-------- EXERCISE DATA --------

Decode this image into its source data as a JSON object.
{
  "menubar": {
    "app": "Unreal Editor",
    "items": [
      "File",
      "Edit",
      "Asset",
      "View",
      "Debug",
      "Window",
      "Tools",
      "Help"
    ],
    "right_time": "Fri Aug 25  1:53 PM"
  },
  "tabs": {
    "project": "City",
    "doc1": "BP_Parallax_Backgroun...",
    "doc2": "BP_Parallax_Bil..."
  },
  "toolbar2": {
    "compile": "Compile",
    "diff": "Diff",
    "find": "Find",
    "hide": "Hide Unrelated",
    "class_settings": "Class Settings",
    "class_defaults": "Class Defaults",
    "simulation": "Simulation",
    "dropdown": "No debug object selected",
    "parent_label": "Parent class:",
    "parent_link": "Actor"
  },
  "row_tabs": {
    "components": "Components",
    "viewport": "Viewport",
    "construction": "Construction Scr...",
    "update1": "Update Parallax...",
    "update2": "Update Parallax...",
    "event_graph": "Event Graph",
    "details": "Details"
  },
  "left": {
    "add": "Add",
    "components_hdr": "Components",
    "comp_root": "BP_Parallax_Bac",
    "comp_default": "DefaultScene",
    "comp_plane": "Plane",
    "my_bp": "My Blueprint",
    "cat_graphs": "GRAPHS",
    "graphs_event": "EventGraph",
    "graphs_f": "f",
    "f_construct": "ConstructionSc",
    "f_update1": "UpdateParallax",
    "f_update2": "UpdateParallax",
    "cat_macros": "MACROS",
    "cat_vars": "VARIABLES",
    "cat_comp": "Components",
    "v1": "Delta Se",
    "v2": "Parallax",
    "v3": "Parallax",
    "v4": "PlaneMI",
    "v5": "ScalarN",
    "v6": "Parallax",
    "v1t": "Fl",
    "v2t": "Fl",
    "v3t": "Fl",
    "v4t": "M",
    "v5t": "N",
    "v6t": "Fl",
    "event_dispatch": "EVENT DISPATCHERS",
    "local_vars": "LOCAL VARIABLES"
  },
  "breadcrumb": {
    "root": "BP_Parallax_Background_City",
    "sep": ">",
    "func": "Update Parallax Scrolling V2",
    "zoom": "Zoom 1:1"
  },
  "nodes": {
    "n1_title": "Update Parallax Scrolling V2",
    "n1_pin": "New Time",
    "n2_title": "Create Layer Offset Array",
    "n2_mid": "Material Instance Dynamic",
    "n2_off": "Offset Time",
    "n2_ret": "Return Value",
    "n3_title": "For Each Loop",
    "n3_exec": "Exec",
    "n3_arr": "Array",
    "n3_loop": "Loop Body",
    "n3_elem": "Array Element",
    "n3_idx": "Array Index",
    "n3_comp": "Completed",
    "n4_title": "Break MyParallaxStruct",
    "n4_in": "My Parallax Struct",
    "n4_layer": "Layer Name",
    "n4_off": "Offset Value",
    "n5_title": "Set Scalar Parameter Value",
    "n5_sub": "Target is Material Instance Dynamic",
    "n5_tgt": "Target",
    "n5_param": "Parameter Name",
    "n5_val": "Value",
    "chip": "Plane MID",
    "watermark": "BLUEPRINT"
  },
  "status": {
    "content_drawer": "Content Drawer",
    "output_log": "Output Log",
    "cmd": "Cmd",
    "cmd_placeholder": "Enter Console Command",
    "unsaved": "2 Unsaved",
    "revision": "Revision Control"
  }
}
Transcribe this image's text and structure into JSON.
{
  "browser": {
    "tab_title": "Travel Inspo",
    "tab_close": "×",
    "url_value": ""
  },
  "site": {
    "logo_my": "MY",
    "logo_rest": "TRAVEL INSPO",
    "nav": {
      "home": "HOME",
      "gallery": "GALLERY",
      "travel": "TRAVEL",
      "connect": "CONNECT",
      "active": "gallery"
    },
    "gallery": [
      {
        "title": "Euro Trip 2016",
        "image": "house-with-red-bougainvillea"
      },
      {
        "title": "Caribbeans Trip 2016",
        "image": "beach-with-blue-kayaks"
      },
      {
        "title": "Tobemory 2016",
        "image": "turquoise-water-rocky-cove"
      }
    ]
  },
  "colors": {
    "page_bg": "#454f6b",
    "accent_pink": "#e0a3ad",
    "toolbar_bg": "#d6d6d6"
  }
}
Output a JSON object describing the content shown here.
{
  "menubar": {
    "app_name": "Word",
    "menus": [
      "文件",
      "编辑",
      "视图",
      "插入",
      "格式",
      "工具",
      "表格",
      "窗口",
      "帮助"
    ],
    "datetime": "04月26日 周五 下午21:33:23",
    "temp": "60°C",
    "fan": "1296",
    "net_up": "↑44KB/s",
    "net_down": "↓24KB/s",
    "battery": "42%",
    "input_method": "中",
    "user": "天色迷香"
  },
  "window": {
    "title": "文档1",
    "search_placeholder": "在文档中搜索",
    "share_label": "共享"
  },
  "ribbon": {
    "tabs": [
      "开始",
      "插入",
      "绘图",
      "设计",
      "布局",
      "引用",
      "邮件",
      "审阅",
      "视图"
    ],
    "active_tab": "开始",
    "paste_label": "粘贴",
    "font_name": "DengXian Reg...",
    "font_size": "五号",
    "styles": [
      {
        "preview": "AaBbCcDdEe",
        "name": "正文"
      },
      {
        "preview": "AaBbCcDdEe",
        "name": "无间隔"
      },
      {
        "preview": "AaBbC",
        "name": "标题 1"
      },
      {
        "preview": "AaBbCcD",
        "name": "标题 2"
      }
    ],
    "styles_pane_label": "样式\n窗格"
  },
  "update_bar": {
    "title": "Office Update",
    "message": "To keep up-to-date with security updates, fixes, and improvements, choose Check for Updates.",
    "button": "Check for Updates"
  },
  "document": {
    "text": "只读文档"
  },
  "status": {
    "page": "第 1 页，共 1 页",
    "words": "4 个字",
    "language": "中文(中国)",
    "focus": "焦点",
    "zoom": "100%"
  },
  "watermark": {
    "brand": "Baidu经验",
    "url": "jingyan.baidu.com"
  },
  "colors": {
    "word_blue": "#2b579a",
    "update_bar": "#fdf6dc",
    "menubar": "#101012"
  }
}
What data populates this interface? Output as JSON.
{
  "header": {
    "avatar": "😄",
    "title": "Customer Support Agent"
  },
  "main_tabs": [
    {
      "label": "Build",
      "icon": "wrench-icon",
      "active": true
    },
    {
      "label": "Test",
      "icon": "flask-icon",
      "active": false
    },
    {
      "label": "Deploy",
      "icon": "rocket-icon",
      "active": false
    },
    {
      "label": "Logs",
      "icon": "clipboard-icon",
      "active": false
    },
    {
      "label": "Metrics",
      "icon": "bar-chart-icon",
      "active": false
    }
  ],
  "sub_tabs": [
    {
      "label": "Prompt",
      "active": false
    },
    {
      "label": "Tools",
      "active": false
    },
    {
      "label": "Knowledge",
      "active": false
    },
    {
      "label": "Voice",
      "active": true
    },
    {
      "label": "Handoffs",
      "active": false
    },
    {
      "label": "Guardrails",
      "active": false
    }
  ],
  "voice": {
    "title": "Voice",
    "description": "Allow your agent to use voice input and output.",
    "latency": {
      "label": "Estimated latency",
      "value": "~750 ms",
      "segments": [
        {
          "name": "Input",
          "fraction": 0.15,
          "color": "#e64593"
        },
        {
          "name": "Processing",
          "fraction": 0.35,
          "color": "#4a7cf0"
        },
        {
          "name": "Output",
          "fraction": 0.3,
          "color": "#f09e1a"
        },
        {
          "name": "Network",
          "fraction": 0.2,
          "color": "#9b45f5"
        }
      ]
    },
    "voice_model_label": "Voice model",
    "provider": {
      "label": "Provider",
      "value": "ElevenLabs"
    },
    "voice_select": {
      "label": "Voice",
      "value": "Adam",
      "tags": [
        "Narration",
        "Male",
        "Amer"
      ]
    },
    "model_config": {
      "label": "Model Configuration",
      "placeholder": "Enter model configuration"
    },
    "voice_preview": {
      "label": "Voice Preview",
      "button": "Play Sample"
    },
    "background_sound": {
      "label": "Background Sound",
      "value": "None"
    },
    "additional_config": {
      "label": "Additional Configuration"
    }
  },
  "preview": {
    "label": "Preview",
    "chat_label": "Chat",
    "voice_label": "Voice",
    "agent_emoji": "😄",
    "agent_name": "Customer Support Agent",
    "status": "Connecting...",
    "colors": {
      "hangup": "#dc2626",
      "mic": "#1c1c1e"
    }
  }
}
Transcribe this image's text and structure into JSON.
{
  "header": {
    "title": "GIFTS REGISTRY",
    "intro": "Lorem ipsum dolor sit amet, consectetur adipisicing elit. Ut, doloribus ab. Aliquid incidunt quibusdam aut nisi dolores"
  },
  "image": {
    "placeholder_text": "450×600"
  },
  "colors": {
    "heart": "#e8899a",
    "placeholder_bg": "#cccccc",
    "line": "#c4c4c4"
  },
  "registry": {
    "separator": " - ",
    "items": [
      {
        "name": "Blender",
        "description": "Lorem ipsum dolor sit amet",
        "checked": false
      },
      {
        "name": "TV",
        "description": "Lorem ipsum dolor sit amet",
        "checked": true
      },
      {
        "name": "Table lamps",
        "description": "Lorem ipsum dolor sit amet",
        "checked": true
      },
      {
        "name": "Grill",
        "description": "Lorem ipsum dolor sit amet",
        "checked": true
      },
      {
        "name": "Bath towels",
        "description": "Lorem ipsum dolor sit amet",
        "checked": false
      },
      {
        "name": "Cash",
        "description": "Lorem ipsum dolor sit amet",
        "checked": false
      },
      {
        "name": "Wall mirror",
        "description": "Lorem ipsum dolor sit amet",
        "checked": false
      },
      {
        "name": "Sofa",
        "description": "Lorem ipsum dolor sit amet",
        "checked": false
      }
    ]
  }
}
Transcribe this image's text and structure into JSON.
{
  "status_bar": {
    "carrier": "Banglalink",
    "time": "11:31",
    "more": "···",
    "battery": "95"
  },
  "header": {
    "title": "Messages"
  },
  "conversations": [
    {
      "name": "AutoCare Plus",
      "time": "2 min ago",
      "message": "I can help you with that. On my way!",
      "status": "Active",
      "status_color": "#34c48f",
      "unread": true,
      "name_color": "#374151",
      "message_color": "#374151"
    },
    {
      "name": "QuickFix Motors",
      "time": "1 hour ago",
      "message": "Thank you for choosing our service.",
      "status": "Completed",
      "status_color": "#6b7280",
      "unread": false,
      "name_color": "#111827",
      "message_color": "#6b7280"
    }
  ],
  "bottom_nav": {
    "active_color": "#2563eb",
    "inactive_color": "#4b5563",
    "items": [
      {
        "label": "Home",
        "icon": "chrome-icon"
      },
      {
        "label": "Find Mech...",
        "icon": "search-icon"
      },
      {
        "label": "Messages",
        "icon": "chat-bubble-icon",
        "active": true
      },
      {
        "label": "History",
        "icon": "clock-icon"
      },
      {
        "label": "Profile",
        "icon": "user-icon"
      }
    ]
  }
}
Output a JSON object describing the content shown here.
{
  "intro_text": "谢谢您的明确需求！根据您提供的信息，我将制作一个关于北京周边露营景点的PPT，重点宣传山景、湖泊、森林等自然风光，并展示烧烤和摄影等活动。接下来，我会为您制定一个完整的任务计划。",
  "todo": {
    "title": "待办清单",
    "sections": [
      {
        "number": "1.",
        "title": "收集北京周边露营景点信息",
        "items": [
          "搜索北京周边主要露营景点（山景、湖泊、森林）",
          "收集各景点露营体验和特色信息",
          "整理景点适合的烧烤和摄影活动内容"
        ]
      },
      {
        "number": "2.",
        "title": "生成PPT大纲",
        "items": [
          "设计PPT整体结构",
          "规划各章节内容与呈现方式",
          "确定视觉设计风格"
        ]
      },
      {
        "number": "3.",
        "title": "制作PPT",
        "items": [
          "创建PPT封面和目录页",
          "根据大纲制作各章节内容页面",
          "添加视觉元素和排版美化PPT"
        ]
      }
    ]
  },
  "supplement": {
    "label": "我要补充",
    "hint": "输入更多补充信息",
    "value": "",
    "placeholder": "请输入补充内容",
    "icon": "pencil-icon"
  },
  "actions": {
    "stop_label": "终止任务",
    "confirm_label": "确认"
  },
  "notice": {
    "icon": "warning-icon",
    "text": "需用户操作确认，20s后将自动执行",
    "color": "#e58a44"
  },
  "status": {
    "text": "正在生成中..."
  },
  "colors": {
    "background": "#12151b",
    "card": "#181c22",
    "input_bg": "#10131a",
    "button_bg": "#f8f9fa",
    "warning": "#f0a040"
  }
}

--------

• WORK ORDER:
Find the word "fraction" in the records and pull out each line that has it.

• RESPONSE TO THIS EXERCISE:
          "fraction": 0.15,
          "fraction": 0.35,
          "fraction": 0.3,
          "fraction": 0.2,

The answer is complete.